The Science Journal of the American Association for Respiratory Care

2012 OPEN FORUM Abstracts


Tamara Douglass-Burton, Lisa Crabtree; Towson University, Towson, MD

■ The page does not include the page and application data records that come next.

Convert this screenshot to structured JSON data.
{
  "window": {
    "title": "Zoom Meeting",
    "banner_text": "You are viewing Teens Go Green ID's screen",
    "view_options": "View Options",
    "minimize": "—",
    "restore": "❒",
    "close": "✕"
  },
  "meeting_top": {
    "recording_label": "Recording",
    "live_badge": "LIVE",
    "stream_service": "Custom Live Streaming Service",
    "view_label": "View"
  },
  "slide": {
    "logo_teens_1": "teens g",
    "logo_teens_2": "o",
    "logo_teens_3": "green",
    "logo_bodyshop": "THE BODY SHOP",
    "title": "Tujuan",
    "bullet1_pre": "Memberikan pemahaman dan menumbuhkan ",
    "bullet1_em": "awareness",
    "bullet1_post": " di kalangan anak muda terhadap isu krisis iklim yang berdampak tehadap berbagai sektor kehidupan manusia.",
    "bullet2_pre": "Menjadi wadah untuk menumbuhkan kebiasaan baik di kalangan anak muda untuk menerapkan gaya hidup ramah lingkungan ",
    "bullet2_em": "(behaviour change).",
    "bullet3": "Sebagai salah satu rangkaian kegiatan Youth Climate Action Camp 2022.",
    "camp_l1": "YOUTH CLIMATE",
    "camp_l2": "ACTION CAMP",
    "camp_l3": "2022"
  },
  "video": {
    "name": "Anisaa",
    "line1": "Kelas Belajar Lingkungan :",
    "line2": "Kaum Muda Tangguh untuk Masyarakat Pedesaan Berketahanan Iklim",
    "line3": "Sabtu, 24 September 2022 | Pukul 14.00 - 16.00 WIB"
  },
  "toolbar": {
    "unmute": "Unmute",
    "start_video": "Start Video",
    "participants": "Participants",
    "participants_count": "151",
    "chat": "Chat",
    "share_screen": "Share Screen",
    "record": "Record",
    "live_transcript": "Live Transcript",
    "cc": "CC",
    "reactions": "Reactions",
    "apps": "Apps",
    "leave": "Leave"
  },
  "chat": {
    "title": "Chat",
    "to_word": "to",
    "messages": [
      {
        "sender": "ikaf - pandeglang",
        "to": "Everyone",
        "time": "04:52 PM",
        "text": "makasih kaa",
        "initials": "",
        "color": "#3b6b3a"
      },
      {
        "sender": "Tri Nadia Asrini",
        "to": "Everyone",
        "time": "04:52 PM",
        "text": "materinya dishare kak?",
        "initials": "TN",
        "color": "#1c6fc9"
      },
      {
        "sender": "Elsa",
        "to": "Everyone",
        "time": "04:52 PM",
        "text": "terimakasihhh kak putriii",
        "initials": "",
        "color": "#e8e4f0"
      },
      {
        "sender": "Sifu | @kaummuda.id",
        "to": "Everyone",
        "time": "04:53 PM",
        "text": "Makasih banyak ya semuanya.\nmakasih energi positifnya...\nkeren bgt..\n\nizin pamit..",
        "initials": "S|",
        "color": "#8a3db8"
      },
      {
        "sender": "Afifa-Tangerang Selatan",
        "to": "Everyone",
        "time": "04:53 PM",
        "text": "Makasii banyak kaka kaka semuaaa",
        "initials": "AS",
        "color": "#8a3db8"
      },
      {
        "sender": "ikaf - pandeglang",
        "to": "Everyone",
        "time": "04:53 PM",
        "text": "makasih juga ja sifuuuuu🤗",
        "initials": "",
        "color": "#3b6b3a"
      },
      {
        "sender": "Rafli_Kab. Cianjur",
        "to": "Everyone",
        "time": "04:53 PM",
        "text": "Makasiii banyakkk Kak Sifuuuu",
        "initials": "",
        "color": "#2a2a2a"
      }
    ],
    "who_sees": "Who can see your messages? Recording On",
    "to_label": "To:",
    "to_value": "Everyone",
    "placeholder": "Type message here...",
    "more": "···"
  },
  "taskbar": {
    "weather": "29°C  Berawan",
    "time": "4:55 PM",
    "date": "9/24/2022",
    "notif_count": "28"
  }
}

Background Young adults with an autism spectrum disorder (ASD) face many challenges with performing activities of daily living. Many of them experience problems with insomnia, difficulty falling asleep and exhibit poor sleep habits. The causes of poor sleep can be multifaceted ranging from medical problems, psychological issues and/or poor sleep hygiene. Because of inadequate amounts of sleep, some young adults with ASD have difficulties completing tasks during daytime hours, often interfering with school, work or social activities. The primary objective of this initial pilot study is to address the question: What are the sleep patterns of young adults with ASD? The literature has identified sleep disturbances in children, youth and adults with ASD, but not particular patterns of sleep. A secondary objective is to determine if the sleep patterns of young adults with ASD differ significantly when compared to age-matched peers. Methods Five young adults with ASD and 11 age-matched peers who were university students completed the National Sleep Foundation sleep diary for 14 consecutive days. Information included hours of sleep per night, number of times awakened in the night, and number of minutes for sleep onset. Sleep patterns were compared and described for each of the two groups. Results The two groups showed differences in sleep patterns. The young adults with ASD had longer sleep duration (9 hours compared with 7 hours) and shorter sleep onset (16 minutes compared with 24 minutes) than peers. Both groups averaged 1 awakening per night. Sleep patterns were more consistent in the ASD group. Conclusions Results in this pilot study suggest that sleep patterns of young adults with ASD differed from age matched peers and further analysis with a larger sample is warranted. The small sample size in this pilot study limits the ability to generalize results, although clear patterns were identified. Sponsored Research - None Sleep Patterns of Young Adults on Autism Spectrum